Event sourcing CQRS provides several strong benefits, despite the added cost. First, the event store acts as an audit trail for the entire system. Heavily regulated industries will find this feature quite useful. Second, you can always recreate the state of any object by replaying the event store. If your production read database is destroyed somehow, use the event store to recover in a fraction of the time. Third, the event store can feed its data into multiple read databases. The query code chooses which data store to use for any given situation. For example, you could populate graph databases, OLAP cubes, search indexes, and any other store you need.

Do You Need CQRS in Your Application?

Even though CQRS sounds impressive, caution is in order. CQRS is a software design pattern. It's great to have in the toolbox, but it may not be applicable to every situation. Don't make the mistake of applying this one pattern to every application you build. A skilled software engineer or architect will carefully determine where this pattern fits. Let's take a look at some guidelines of where you can use this pattern.

CQRS fits best in domain-driven design (DDD) architectures. DDD focuses on building rich domain models to capture complex business logic. Use it within certain bounded contexts to help simplify the models. Having a command model and query model can help to simplify each model so they don't grow too large. On the other hand, be careful not to introduce it into contexts where the command and query models end up sharing similar functionality. In these cases, it will add complexity to try to separate the models. Just use one.

Using CQRS with event sourcing (CQRS/ES) is a natural fit for applications that depend greatly on events. For instance, if you own a downstream service that responds to events from a UI or other system, you can use CQRS/ES to keep track of all events and thus reconstruct the domain at any point in time by reading the events. The API exposed to the users of the service will be simple and clean.

Use Your Tools Skillfully

You can find a good review of CQRS and its benefits and challenges at Martin Fowler's blog. In a nutshell, remember that it brings great benefits:

  • Smaller models that handle either commands or queries.
  • Simpler API for the consumers of the service
  • The ability to optimize the read and write sides for your specific needs (domain models and data sources)

However, realize that CQRS also adds complexity. More advanced applications require the use of multiple data stores. Those data stores and the domain models at runtime have to be kept in sync. Even skilled teams can have trouble if it's used in the wrong applications. CQRS is a scalpel, not a machete. Use it skillfully, carefully, and in the right contexts, and you'll greatly improve the maintainability and performance of your applications.

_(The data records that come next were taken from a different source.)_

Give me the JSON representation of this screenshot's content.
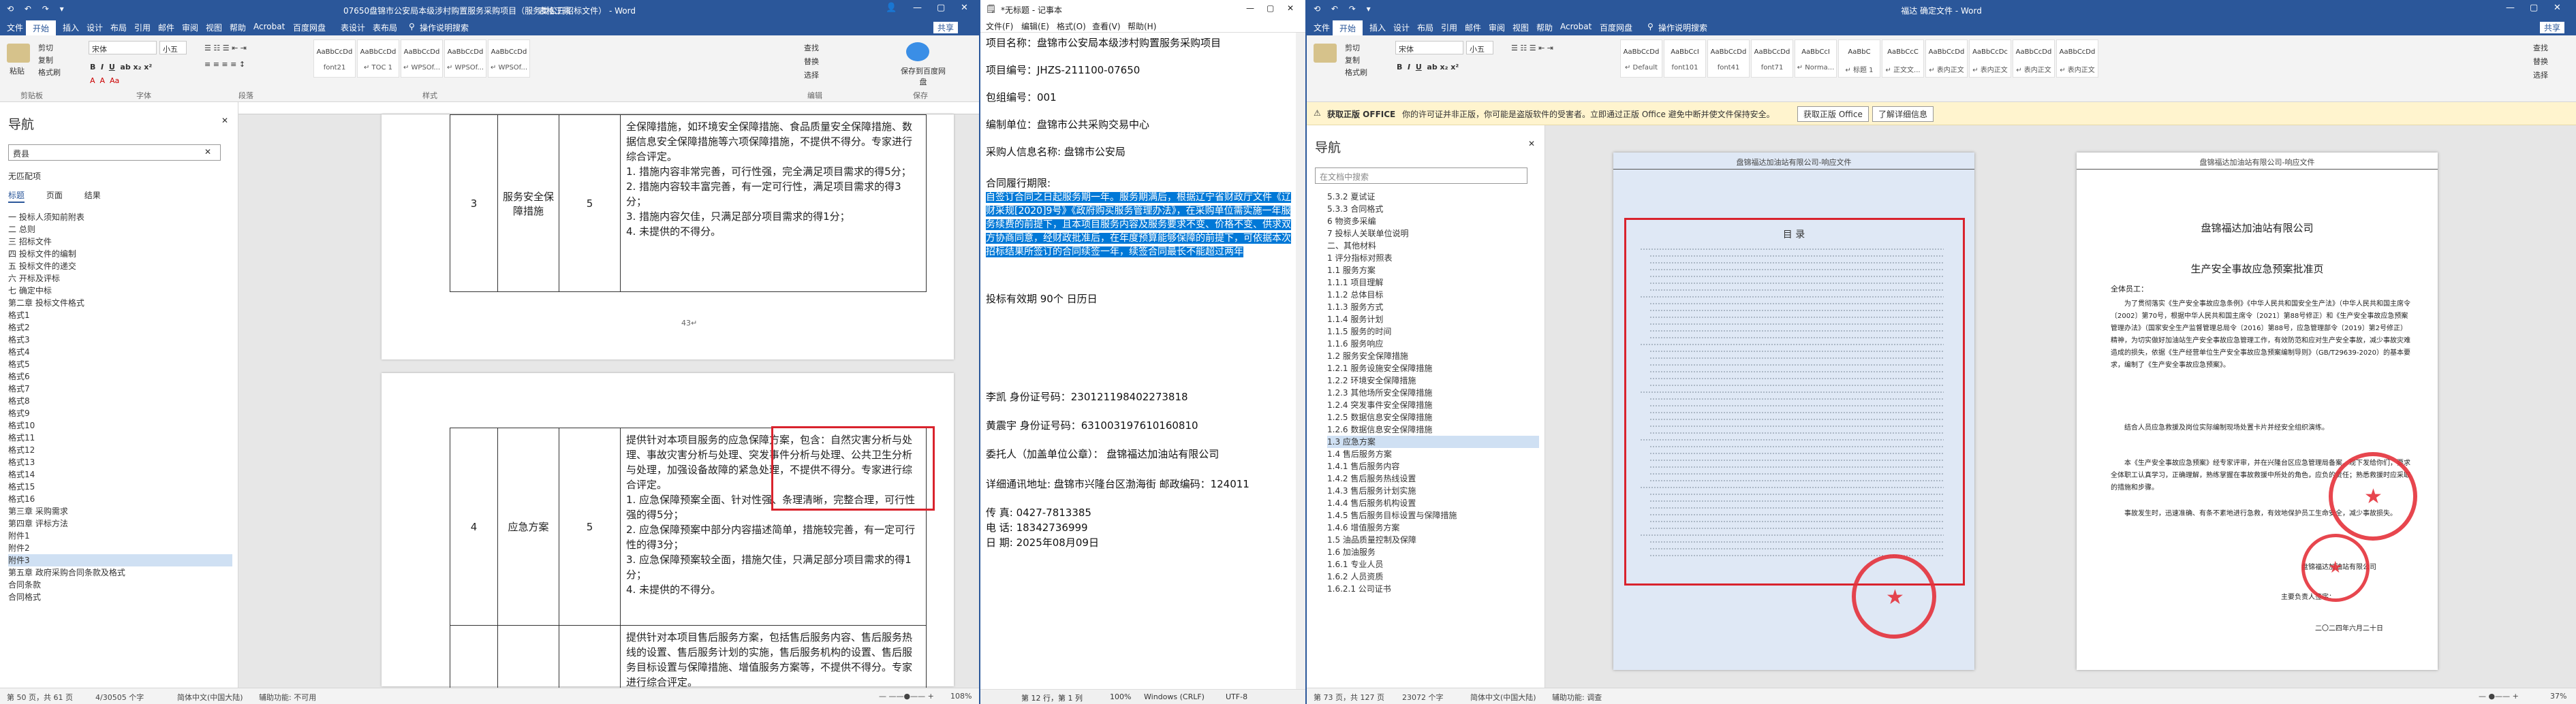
{
  "word1": {
    "title": "07650盘锦市公安局本级涉村购置服务采购项目（服务类公开招标文件） - Word",
    "tool_tab": "表格工具",
    "menu": [
      "文件",
      "开始",
      "插入",
      "设计",
      "布局",
      "引用",
      "邮件",
      "审阅",
      "视图",
      "帮助",
      "Acrobat",
      "百度网盘",
      "表设计",
      "表布局",
      "操作说明搜索",
      "共享"
    ],
    "ribbon": {
      "clipboard": [
        "粘贴",
        "剪切",
        "复制",
        "格式刷"
      ],
      "clipboard_group": "剪贴板",
      "font_name": "宋体",
      "font_size": "小五",
      "font_group": "字体",
      "para_group": "段落",
      "styles": [
        {
          "sample": "AaBbCcDd",
          "name": "font21"
        },
        {
          "sample": "AaBbCcDd",
          "name": "↵ TOC 1"
        },
        {
          "sample": "AaBbCcDd",
          "name": "↵ WPSOf..."
        },
        {
          "sample": "AaBbCcDd",
          "name": "↵ WPSOf..."
        },
        {
          "sample": "AaBbCcDd",
          "name": "↵ WPSOf..."
        }
      ],
      "styles_group": "样式",
      "edit": [
        "查找",
        "替换",
        "选择"
      ],
      "edit_group": "编辑",
      "baidu": "保存到百度网盘",
      "baidu_group": "保存"
    },
    "nav": {
      "heading": "导航",
      "search": "费县",
      "no_match": "无匹配项",
      "tabs": [
        "标题",
        "页面",
        "结果"
      ],
      "items": [
        "一 投标人须知前附表",
        "二 总则",
        "三 招标文件",
        "四 投标文件的编制",
        "五 投标文件的递交",
        "六 开标及评标",
        "七 确定中标",
        "第二章 投标文件格式",
        "格式1",
        "格式2",
        "格式3",
        "格式4",
        "格式5",
        "格式6",
        "格式7",
        "格式8",
        "格式9",
        "格式10",
        "格式11",
        "格式12",
        "格式13",
        "格式14",
        "格式15",
        "格式16",
        "第三章 采购需求",
        "第四章 评标方法",
        "附件1",
        "附件2",
        "附件3",
        "第五章 政府采购合同条款及格式",
        "合同条款",
        "合同格式"
      ],
      "selected": "附件3"
    },
    "table_upper": {
      "num": "3",
      "name": "服务安全保障措施",
      "score": "5",
      "text": "全保障措施，如环境安全保障措施、食品质量安全保障措施、数据信息安全保障措施等六项保障措施，不提供不得分。专家进行综合评定。\n1. 措施内容非常完善，可行性强，完全满足项目需求的得5分；\n2. 措施内容较丰富完善，有一定可行性，满足项目需求的得3分；\n3. 措施内容欠佳，只满足部分项目需求的得1分；\n4. 未提供的不得分。"
    },
    "table_lower": {
      "num": "4",
      "name": "应急方案",
      "score": "5",
      "text": "提供针对本项目服务的应急保障方案，包含：自然灾害分析与处理、事故灾害分析与处理、突发事件分析与处理、公共卫生分析与处理，加强设备故障的紧急处理，不提供不得分。专家进行综合评定。\n1. 应急保障预案全面、针对性强、条理清晰，完整合理，可行性强的得5分；\n2. 应急保障预案中部分内容描述简单，措施较完善，有一定可行性的得3分；\n3. 应急保障预案较全面，措施欠佳，只满足部分项目需求的得1分；\n4. 未提供的不得分。",
      "text2": "提供针对本项目售后服务方案，包括售后服务内容、售后服务热线的设置、售后服务计划的实施，售后服务机构的设置、售后服务目标设置与保障措施、增值服务方案等，不提供不得分。专家进行综合评定。"
    },
    "page_marker": "43↵",
    "status": {
      "page": "第 50 页，共 61 页",
      "words": "4/30505 个字",
      "lang": "简体中文(中国大陆)",
      "access": "辅助功能: 不可用",
      "zoom": "108%"
    }
  },
  "notepad": {
    "title": "*无标题 - 记事本",
    "menu": [
      "文件(F)",
      "编辑(E)",
      "格式(O)",
      "查看(V)",
      "帮助(H)"
    ],
    "lines": [
      "项目名称：盘锦市公安局本级涉村购置服务采购项目",
      "项目编号：JHZS-211100-07650",
      "包组编号：001",
      "编制单位：盘锦市公共采购交易中心",
      "采购人信息名称:      盘锦市公安局",
      "合同履行期限:"
    ],
    "selected_text": "自签订合同之日起服务期一年。服务期满后，根据辽宁省财政厅文件《辽财采规[2020]9号》《政府购买服务管理办法》，在采购单位需实施一年服务续费的前提下，且本项目服务内容及服务要求不变、价格不变、供求双方协商同意，经财政批准后，在年度预算能够保障的前提下，可依据本次招标结果所签订的合同续签一年，续签合同最长不能超过两年",
    "validity": "投标有效期               90个  日历日",
    "person1": "李凯   身份证号码：230121198402273818",
    "person2": "黄震宇  身份证号码：631003197610160810",
    "agent": "委托人（加盖单位公章）：   盘锦福达加油站有限公司",
    "address": "详细通讯地址:    盘锦市兴隆台区渤海街      邮政编码：124011",
    "fax": "传      真:      0427-7813385",
    "phone": "电      话:      18342736999",
    "date": "日      期:      2025年08月09日",
    "status": {
      "pos": "第 12 行，第 1 列",
      "zoom": "100%",
      "eol": "Windows (CRLF)",
      "enc": "UTF-8"
    }
  },
  "word2": {
    "title": "福达 确定文件 - Word",
    "menu": [
      "文件",
      "开始",
      "插入",
      "设计",
      "布局",
      "引用",
      "邮件",
      "审阅",
      "视图",
      "帮助",
      "Acrobat",
      "百度网盘",
      "操作说明搜索",
      "共享"
    ],
    "ribbon": {
      "font_name": "宋体",
      "font_size": "小五",
      "styles": [
        {
          "sample": "AaBbCcDd",
          "name": "↵ Default"
        },
        {
          "sample": "AaBbCcI",
          "name": "font101"
        },
        {
          "sample": "AaBbCcDd",
          "name": "font41"
        },
        {
          "sample": "AaBbCcDd",
          "name": "font71"
        },
        {
          "sample": "AaBbCcI",
          "name": "↵ Norma..."
        },
        {
          "sample": "AaBbC",
          "name": "↵ 标题 1"
        },
        {
          "sample": "AaBbCcC",
          "name": "↵ 正文文..."
        },
        {
          "sample": "AaBbCcDd",
          "name": "↵ 表内正文"
        },
        {
          "sample": "AaBbCcDc",
          "name": "↵ 表内正文"
        },
        {
          "sample": "AaBbCcDd",
          "name": "↵ 表内正文"
        },
        {
          "sample": "AaBbCcDd",
          "name": "↵ 表内正文"
        }
      ],
      "edit": [
        "查找",
        "替换",
        "选择"
      ]
    },
    "infobar": {
      "label": "获取正版 OFFICE",
      "text": "你的许可证并非正版，你可能是盗版软件的受害者。立即通过正版 Office 避免中断并使文件保持安全。",
      "btn1": "获取正版 Office",
      "btn2": "了解详细信息"
    },
    "nav": {
      "heading": "导航",
      "search_placeholder": "在文档中搜索",
      "items": [
        "5.3.2 夏试证",
        "5.3.3 合同格式",
        "6 物资多采编",
        "7 投标人关联单位说明",
        "二、其他材料",
        "1 评分指标对照表",
        "1.1 服务方案",
        "1.1.1 项目理解",
        "1.1.2 总体目标",
        "1.1.3 服务方式",
        "1.1.4 服务计划",
        "1.1.5 服务的时间",
        "1.1.6 服务响应",
        "1.2 服务安全保障措施",
        "1.2.1 服务设施安全保障措施",
        "1.2.2 环境安全保障措施",
        "1.2.3 其他场所安全保障措施",
        "1.2.4 突发事件安全保障措施",
        "1.2.5 数据信息安全保障措施",
        "1.2.6 数据信息安全保障措施",
        "1.3 应急方案",
        "1.4 售后服务方案",
        "1.4.1 售后服务内容",
        "1.4.2 售后服务热线设置",
        "1.4.3 售后服务计划实施",
        "1.4.4 售后服务机构设置",
        "1.4.5 售后服务目标设置与保障措施",
        "1.4.6 增值服务方案",
        "1.5 油品质量控制及保障",
        "1.6 加油服务",
        "1.6.1 专业人员",
        "1.6.2 人员资质",
        "1.6.2.1 公司证书"
      ],
      "selected": "1.3 应急方案"
    },
    "scan1": {
      "header": "盘锦福达加油站有限公司-响应文件",
      "toc_title": "目 录"
    },
    "scan2": {
      "header": "盘锦福达加油站有限公司-响应文件",
      "company": "盘锦福达加油站有限公司",
      "title": "生产安全事故应急预案批准页",
      "greeting": "全体员工：",
      "para1": "为了贯彻落实《生产安全事故应急条例》《中华人民共和国安全生产法》（中华人民共和国主席令〔2002〕第70号，根据中华人民共和国主席令〔2021〕第88号修正）和《生产安全事故应急预案管理办法》（国家安全生产监督管理总局令〔2016〕第88号，应急管理部令〔2019〕第2号修正）精神，为切实做好加油站生产安全事故应急管理工作，有效防范和应对生产安全事故，减少事故灾难造成的损失，依据《生产经营单位生产安全事故应急预案编制导则》（GB/T29639-2020）的基本要求，编制了《生产安全事故应急预案》。",
      "para2": "结合人员应急救援及岗位实际编制现场处置卡片并经安全组织演练。",
      "para3": "本《生产安全事故应急预案》经专家评审，并在兴隆台区应急管理局备案。现下发给你们，要求全体职工认真学习，正确理解，熟练掌握在事故救援中所处的角色，应负的责任；熟悉救援时应采取的措施和步骤。",
      "para4": "事故发生时，迅速准确、有条不紊地进行急救，有效地保护员工生命安全，减少事故损失。",
      "sign": "盘锦福达加油站有限公司",
      "sign2": "主要负责人签字：",
      "date": "二〇二四年六月二十日"
    },
    "status": {
      "page": "第 73 页，共 127 页",
      "words": "23072 个字",
      "lang": "简体中文(中国大陆)",
      "access": "辅助功能: 调查",
      "zoom": "37%"
    }
  }
}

Automatically manage containers and microservices with better control and performance using Instana APM. Try it for yourself today.

cqrs ,microservices ,event sourcing ,api ,database

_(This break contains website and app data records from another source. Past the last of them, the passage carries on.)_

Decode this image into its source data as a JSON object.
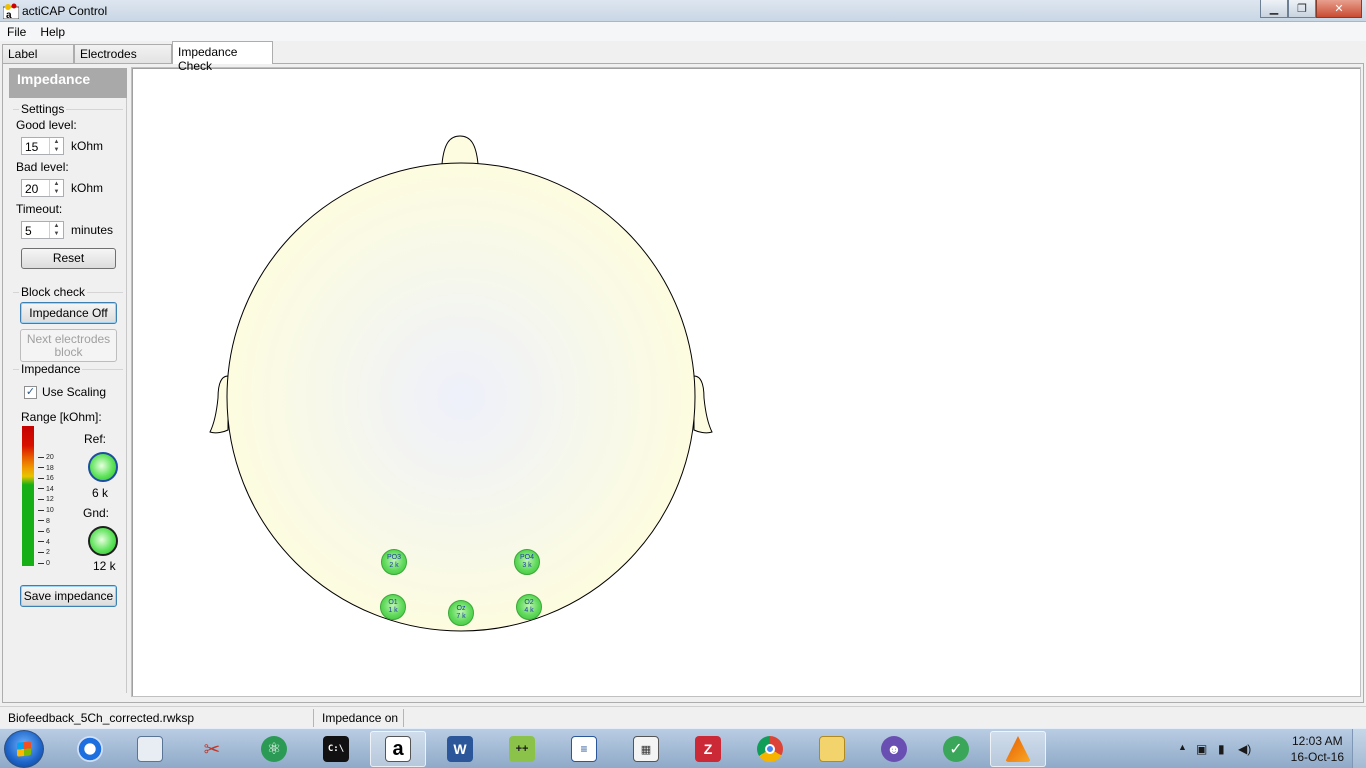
{
  "window": {
    "title": "actiCAP Control",
    "icon": "acticap-app-icon",
    "minimize": "▁",
    "maximize": "❐",
    "close": "✕"
  },
  "menu": {
    "items": [
      "File",
      "Help"
    ]
  },
  "tabs": [
    {
      "label": "Label Check",
      "active": false
    },
    {
      "label": "Electrodes Groups",
      "active": false
    },
    {
      "label": "Impedance Check",
      "active": true
    }
  ],
  "panel": {
    "title": "Impedance",
    "settings": {
      "group_title": "Settings",
      "good_label": "Good level:",
      "good_value": "15",
      "good_unit": "kOhm",
      "bad_label": "Bad level:",
      "bad_value": "20",
      "bad_unit": "kOhm",
      "timeout_label": "Timeout:",
      "timeout_value": "5",
      "timeout_unit": "minutes",
      "reset_label": "Reset"
    },
    "block_check": {
      "group_title": "Block check",
      "impedance_off_label": "Impedance Off",
      "next_block_label_1": "Next electrodes",
      "next_block_label_2": "block"
    },
    "impedance": {
      "group_title": "Impedance",
      "use_scaling_label": "Use Scaling",
      "use_scaling_checked": true,
      "range_label": "Range [kOhm]:",
      "scale_ticks": [
        "20",
        "18",
        "16",
        "14",
        "12",
        "10",
        "8",
        "6",
        "4",
        "2",
        "0"
      ],
      "ref_label": "Ref:",
      "ref_value": "6 k",
      "gnd_label": "Gnd:",
      "gnd_value": "12 k",
      "save_label": "Save impedance"
    }
  },
  "electrodes": [
    {
      "name": "PO3",
      "value": "2 k"
    },
    {
      "name": "PO4",
      "value": "3 k"
    },
    {
      "name": "O1",
      "value": "1 k"
    },
    {
      "name": "Oz",
      "value": "7 k"
    },
    {
      "name": "O2",
      "value": "4 k"
    }
  ],
  "status": {
    "workspace": "Biofeedback_5Ch_corrected.rwksp",
    "state": "Impedance on"
  },
  "taskbar": {
    "apps": [
      "start-orb",
      "teamviewer-icon",
      "explorer-window-icon",
      "scissors-tool-icon",
      "atom-icon",
      "cmd-icon",
      "acticap-icon",
      "word-icon",
      "notepad-plus-icon",
      "document-icon",
      "calculator-icon",
      "zotero-icon",
      "chrome-icon",
      "file-explorer-icon",
      "cat-app-icon",
      "green-check-icon",
      "matlab-icon"
    ],
    "active_app": "acticap-icon",
    "time": "12:03 AM",
    "date": "16-Oct-16",
    "tray_arrow": "▲"
  },
  "colors": {
    "scale_top": "#c40000",
    "scale_mid": "#f09a00",
    "scale_low": "#16b016",
    "electrode_good": "#5fd95a",
    "head_fill": "#fdfce0"
  }
}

Published at DZone with permission of

Opinions expressed by DZone contributors are their own.

{{ parent.title || parent.header.title}}

{{ parent.tldr }}

{{ parent.urlSource.name }}